These guys developed 10 sessions of 2-hours each, where they discussed interesting feline cases with widely dispersed DVSs across Texas. There were 20 participants in real time, but participants were able to participate from their home or wherever they had an Internet connection. Most of the participants completed the course.
Some of the positive feedback that they received included appreciation from the participants to be able access the library; receive case study materials; liked guest speakers very much.
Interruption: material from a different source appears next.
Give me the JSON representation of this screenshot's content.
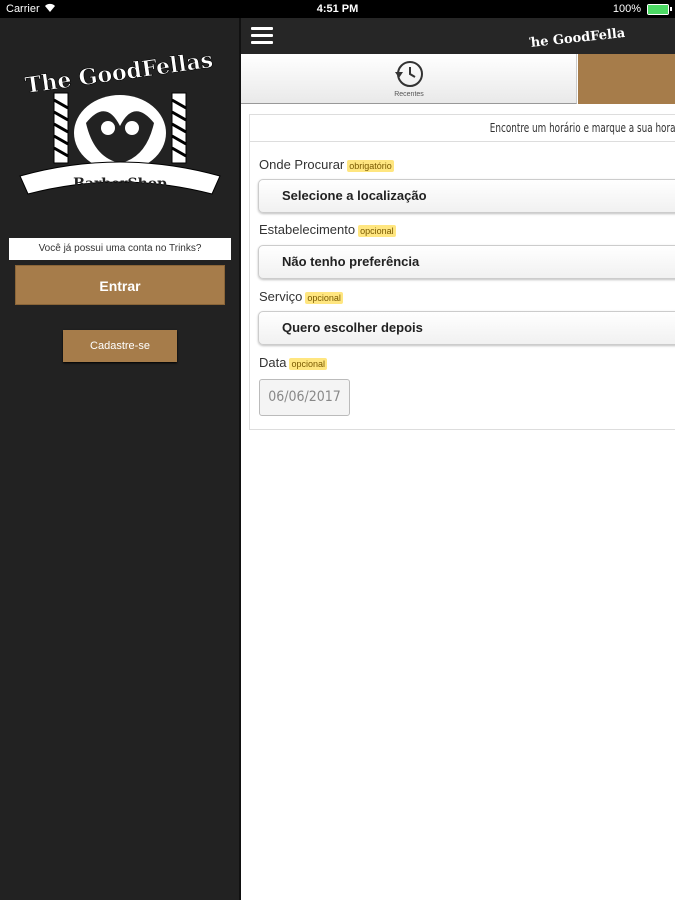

Maybe people in the College are already doing this, but it seems to me that this would be a great area for growth for continuing education. Many of the programs in the College require ongoing CE to maintain licensure, and I wonder if there might be comparable cases that we might be able to use in delivering online CE. Presenting a case, giving some brief overview of current best practice and literature, and then working the case with a variety of practitioners could be an interesting way for different licensed professionals to get CEs. Could also be a way to maintain more active contact with alums.
Some down sides: they thought they were almost at their maximum with 20 participants. They couldn't do it with more than 30. It took the presenters/designers about 20 hours to lean the technical program, and even then they didn't feel completely comfortable with the technology until several weeks into the class.
Some strengths: the participants stayed in the program; promoted connections among individuals who lived in more remote communities, and also facilitated resource access for those students by giving access to the library; outcome measures from the participants indicated growth in knowledge, comfort in using the technology, greater confidence in discussing difficult cases with other vets and less inihibition in seeking consultation on difficult cases.
An interesting example of using technology for continuing educaiton.